TASK STATEMENT - Find the word "admin" in the data, then copy each line where it is found.

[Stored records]
Segment Open
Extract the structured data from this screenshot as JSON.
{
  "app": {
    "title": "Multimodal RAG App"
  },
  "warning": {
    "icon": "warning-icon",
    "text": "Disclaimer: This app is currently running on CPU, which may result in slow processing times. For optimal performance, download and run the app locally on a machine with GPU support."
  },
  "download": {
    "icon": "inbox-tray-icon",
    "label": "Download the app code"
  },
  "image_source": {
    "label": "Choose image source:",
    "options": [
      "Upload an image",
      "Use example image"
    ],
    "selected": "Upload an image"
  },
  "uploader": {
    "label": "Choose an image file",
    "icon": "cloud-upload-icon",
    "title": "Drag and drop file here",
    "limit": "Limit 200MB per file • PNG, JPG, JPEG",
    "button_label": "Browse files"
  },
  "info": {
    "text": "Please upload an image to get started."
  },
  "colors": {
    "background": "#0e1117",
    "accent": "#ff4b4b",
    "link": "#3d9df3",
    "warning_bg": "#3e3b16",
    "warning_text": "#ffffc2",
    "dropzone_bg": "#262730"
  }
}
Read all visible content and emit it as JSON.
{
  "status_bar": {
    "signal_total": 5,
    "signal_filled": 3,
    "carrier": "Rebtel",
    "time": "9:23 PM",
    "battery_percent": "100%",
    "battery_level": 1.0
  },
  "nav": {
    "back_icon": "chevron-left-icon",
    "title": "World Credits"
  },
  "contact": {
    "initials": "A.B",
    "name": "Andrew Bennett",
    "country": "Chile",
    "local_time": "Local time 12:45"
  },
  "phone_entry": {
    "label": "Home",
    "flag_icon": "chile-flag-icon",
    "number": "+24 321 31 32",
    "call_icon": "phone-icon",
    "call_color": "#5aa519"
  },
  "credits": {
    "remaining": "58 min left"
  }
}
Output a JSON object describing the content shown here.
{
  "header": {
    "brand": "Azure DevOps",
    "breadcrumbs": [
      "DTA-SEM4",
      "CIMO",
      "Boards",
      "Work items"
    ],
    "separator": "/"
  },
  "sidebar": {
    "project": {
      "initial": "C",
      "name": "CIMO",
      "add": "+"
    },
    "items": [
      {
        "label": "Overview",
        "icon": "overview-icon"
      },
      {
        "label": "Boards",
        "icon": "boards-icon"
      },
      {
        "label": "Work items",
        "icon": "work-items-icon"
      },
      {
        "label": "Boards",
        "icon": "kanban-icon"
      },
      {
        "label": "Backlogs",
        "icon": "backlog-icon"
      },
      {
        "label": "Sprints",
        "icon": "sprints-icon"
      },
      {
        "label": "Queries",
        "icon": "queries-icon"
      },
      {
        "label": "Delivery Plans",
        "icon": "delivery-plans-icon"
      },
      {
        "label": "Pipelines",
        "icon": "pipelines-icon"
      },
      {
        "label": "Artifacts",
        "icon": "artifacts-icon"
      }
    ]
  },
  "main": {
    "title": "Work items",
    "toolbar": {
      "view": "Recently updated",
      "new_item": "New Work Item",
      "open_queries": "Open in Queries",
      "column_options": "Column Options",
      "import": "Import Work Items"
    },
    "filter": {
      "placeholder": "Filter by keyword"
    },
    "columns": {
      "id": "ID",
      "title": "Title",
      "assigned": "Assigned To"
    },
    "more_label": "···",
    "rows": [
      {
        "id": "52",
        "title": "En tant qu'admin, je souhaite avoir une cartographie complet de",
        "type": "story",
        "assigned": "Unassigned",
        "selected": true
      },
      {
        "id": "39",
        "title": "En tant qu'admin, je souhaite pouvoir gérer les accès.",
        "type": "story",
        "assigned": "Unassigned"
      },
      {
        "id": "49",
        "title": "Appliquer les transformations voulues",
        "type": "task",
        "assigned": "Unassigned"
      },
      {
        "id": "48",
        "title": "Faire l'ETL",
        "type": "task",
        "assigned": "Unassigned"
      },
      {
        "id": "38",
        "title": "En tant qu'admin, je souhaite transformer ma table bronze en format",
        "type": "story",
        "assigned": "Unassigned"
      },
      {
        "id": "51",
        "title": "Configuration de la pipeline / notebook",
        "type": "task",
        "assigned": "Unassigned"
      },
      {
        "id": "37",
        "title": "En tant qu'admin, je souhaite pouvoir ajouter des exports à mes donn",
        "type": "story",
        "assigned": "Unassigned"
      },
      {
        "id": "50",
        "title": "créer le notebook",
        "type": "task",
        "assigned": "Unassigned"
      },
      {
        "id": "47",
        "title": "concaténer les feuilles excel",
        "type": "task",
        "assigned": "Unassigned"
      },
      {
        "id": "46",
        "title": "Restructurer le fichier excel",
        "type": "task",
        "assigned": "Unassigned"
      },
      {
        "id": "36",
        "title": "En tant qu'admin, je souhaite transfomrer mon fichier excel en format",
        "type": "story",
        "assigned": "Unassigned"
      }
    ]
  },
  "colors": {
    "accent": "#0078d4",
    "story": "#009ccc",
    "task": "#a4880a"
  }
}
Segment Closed
YOUR RESPONSE -
        "title": "En tant qu'admin, je souhaite avoir une cartographie complet de",
        "title": "En tant qu'admin, je souhaite pouvoir gérer les accès.",
        "title": "En tant qu'admin, je souhaite transformer ma table bronze en format",
        "title": "En tant qu'admin, je souhaite pouvoir ajouter des exports à mes donn",
        "title": "En tant qu'admin, je souhaite transfomrer mon fichier excel en format",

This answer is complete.